While it is not unusual to feel that way, I caution my clients to take a step back, calm down, and come back with a counter offer. At some level, this buyer is interested in the house, so we need to find out why they offered a lower price.
Why Low Ball Offers Happen
There are a few reasons low ball offers are placed on homes by buyers. Often times their agent will let you know that this is all they are approved for, or question your sales price and ask what comps were used to support your asking price. Other times you will not know but can ask questions to help determine where the disconnect is coming from. The buyers may be from an area where sales prices are generally lower, they may be getting bad advice from family members that advise them to always offer a really low price first just to see if they can get it for a deal, other times it could be an investor looking for a home to flip.
Check Your Emotions and Your Comparables
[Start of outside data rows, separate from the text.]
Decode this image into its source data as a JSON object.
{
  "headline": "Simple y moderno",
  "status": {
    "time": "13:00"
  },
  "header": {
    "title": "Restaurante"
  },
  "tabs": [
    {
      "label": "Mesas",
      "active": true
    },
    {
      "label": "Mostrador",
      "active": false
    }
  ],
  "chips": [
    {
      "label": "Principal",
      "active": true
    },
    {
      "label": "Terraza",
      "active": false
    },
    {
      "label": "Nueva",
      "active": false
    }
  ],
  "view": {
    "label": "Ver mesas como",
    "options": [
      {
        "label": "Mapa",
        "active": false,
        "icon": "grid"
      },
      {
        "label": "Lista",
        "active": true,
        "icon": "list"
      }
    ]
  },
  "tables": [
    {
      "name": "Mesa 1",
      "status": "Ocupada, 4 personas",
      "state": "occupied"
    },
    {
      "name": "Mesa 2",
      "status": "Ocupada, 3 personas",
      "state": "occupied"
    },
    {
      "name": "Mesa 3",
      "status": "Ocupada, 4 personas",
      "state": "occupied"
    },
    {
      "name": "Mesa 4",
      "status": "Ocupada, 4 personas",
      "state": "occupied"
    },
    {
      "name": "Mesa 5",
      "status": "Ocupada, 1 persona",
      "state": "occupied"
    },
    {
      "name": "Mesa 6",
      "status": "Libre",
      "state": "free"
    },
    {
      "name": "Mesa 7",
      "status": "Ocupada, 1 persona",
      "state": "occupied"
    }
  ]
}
Before you respond you need to make sure you have not overvalued your home based on your emotions. I have yet to meet a seller that doesn’t believe their home is the best home on the block. Honestly, we all love our homes, we have put our blood, sweat and tears into it and have amazing memories of our time there with family. Buyers do not have that, and will not count those memories as increased value. If your agent has already discussed a lower sales price with you and you wanted to start high to have room to negotiate, or you just believed they were wrong, now is the time to really look at what other homes in the area have sold for and make realistic comparisons to determine the true value of your home.
Terms of the Offer
The offer price is not the only thing you need to be worried about in a potential sale. Contracts can contain requests for inspections, repairs, closing cost help, extended closing dates, and other negotiating points. A lower sale price might be acceptable with a fast closing, cash sale with no inspections that could reveal problems. Working with your agent to determine which terms are best for you in the overall picture is important.
Make a Counteroffer
Anytime you receive an offer on your home you have three ways to respond. You can accept the offer as is, you can just say no, or you can make a counteroffer. I always advise my clients to make a counteroffer, no matter how infuriating the first offer was. This will show the buyer that you are not desperate, but you are willing to work with them and come to a mutually agreeable price. Just like many sellers want to start high to leave room for negotiations, many buyers want to start low for the same reason. If their agent is doing their job, they probably already expect that their low ball offer will not be accepted. If they are serious about the house you will get a response and if not, well at least you tried. Like most of life, the answer is always no if you don’t ask.